In an interview with Spiegel, Kagan addressed the skyrocketing rates of ADHD in America. He attributes to “fuzzy diagnostic practices” and illustrated his point with the following example:
“Let’s go back 50 years. We have a 7-year-old child who is bored in school and disrupts classes. Back then, he was called lazy. Today, he is said to suffer from ADHD (Attention Deficit Hyperactivity Disorder). That’s why the numbers have soared,” says Kegan in the interview.
When asked about his opinion on the disorder, Kegan told the Spiegel: “(ADHD) It is an invention. Every child who’s not doing well in school is sent to see a pediatrician, and the pediatrician says: “It’s ADHD; here’s Ritalin.
” In fact, 90 percent of these 5.4 million kids don’t have an abnormal dopamine metabolism. The problem is, if a drug is available to doctors, they’ll make the corresponding diagnosis.”
He then continues: “We could get philosophical and ask ourselves: “What does mental illness mean?” If you do interviews with children and adolescents aged 12 to
19, then 40 percent can be categorized as anxious or depressed.
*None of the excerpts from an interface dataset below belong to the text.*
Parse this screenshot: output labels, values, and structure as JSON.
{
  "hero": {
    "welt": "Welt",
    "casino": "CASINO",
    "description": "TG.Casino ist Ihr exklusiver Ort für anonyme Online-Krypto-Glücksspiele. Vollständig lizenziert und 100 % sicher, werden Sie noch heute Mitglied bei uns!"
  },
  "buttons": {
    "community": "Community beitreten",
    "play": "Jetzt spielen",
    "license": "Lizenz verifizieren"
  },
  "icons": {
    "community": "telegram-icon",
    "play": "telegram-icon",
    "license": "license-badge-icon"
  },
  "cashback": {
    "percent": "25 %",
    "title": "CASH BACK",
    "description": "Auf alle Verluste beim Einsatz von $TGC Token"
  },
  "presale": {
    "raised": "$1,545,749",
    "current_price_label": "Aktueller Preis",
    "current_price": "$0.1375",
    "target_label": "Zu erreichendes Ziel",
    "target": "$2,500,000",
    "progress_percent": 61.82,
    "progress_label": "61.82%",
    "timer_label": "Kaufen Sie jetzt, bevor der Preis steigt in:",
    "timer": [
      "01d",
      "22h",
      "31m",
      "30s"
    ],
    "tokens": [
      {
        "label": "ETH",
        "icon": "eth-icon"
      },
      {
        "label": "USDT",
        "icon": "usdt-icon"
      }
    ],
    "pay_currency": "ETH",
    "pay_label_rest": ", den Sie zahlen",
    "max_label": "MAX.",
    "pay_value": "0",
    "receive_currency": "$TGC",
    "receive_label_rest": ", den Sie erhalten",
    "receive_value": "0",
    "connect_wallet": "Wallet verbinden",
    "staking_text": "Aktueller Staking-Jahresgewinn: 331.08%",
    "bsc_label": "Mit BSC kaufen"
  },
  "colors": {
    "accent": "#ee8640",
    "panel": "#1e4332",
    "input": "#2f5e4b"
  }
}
But if you take a closer look and ask how many of them are seriously impaired by this, the number shrinks to 8 percent.